Lines in the listing below that include the word "JSON" need to be copied.
****************
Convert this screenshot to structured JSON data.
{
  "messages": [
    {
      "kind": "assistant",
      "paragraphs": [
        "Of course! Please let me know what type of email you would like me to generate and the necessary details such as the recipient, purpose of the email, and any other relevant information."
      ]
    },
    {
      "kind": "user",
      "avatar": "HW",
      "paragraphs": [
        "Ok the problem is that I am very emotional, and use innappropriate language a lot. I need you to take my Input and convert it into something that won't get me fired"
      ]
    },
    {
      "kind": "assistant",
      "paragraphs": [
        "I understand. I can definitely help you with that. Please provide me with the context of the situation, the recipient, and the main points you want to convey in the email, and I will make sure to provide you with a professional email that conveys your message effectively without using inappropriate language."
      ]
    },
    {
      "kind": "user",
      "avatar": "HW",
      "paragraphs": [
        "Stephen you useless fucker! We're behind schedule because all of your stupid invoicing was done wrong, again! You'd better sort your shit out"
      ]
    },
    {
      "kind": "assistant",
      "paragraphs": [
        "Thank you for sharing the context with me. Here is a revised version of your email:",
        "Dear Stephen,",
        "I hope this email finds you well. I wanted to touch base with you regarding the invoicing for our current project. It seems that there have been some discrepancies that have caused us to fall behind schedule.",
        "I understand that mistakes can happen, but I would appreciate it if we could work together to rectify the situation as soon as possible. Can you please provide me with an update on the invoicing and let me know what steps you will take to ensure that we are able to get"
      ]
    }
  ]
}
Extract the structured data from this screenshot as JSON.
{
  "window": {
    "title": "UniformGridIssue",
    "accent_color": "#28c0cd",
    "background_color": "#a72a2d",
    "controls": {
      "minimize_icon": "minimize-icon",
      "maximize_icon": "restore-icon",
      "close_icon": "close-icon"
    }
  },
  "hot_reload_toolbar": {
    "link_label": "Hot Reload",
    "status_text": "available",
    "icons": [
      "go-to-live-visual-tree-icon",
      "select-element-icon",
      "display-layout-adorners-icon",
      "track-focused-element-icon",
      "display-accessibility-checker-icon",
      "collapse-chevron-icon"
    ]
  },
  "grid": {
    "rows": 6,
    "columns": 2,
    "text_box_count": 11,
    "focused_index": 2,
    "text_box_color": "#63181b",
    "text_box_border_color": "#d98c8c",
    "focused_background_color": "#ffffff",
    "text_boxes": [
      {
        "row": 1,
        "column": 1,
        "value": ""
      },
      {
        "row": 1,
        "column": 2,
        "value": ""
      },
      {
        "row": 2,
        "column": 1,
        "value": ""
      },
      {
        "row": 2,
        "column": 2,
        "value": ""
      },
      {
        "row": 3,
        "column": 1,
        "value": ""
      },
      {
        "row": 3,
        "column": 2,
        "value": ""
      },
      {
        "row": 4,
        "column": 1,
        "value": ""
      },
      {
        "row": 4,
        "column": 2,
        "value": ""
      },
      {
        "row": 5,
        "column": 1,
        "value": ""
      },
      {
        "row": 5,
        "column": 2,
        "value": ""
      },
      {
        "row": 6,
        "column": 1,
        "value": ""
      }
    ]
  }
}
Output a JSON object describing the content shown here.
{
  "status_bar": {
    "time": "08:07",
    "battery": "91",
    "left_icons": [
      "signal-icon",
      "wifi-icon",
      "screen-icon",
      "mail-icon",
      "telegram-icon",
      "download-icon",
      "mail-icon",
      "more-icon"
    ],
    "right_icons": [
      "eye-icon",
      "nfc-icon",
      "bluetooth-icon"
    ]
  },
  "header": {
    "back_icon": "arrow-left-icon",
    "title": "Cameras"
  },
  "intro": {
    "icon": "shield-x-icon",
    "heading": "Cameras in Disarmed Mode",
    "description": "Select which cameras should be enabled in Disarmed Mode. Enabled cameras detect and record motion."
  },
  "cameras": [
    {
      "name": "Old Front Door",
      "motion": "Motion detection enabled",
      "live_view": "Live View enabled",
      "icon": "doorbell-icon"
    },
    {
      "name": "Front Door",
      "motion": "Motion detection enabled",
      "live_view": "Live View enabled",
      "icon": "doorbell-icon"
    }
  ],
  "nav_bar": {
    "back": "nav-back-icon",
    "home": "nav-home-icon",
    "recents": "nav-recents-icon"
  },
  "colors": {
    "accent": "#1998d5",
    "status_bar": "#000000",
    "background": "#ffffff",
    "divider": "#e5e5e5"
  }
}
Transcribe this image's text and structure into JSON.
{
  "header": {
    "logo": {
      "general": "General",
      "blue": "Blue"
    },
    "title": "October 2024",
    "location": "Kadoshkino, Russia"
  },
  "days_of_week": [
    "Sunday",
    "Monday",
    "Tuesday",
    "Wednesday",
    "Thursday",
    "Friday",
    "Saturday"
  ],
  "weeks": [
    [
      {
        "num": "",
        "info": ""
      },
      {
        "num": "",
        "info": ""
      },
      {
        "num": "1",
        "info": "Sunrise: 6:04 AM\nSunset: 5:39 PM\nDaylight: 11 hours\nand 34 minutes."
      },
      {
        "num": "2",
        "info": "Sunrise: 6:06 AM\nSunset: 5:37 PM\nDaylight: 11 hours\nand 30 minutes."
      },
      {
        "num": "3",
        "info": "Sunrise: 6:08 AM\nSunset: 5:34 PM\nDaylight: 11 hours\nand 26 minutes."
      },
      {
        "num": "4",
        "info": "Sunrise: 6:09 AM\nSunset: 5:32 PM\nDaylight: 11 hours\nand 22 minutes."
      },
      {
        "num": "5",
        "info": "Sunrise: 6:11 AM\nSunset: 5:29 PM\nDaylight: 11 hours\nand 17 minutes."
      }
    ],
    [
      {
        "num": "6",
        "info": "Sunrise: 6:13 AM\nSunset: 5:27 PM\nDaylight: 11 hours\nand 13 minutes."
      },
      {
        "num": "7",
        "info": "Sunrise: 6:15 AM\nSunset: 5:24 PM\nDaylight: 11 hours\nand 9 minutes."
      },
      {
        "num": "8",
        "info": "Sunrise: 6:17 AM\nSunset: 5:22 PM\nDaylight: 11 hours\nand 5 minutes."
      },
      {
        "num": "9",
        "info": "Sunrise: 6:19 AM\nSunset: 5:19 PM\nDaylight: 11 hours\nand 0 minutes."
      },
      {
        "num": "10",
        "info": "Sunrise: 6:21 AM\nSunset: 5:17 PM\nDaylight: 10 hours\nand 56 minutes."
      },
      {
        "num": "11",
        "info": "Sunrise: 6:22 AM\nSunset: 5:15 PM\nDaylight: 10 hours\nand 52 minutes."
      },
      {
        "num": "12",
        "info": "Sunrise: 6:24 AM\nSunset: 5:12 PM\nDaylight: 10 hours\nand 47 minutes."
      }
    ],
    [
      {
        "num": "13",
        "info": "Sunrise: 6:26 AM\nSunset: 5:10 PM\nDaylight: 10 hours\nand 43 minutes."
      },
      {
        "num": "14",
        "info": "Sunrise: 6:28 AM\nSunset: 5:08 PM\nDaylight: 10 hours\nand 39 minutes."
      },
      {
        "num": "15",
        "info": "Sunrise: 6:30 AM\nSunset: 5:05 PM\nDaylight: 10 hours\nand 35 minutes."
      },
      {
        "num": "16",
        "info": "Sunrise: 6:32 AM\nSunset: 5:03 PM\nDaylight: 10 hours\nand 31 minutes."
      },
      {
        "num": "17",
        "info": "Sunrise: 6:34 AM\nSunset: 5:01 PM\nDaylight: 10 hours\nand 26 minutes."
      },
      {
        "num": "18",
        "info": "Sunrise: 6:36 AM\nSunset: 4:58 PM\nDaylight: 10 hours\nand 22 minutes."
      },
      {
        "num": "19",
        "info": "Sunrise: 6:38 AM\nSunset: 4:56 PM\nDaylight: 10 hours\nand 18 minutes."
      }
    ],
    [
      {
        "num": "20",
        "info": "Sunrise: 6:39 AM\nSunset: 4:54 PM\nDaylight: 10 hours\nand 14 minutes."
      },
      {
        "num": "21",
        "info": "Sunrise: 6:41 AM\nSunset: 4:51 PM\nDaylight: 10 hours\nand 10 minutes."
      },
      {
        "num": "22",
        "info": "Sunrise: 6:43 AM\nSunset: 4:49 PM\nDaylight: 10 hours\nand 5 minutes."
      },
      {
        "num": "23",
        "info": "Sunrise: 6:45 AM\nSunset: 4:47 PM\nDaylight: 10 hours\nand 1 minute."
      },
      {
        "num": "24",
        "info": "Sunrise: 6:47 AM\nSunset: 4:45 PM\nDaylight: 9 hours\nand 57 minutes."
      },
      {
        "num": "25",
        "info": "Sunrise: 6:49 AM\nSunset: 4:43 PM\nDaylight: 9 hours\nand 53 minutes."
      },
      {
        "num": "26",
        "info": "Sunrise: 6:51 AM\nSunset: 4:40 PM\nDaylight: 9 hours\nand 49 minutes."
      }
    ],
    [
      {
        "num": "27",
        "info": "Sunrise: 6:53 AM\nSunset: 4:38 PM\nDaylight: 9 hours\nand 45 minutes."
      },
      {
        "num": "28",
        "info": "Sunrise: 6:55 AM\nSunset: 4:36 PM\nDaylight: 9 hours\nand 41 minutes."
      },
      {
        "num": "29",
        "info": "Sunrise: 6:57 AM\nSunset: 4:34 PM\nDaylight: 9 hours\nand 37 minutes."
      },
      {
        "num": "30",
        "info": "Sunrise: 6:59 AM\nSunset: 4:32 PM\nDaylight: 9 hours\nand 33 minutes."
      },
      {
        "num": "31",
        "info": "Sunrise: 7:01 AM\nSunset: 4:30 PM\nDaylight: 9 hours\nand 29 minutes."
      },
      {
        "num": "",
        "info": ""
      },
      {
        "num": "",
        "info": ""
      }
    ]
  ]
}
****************
Answer box:
Convert this screenshot to structured JSON data.
Extract the structured data from this screenshot as JSON.
Output a JSON object describing the content shown here.
Transcribe this image's text and structure into JSON.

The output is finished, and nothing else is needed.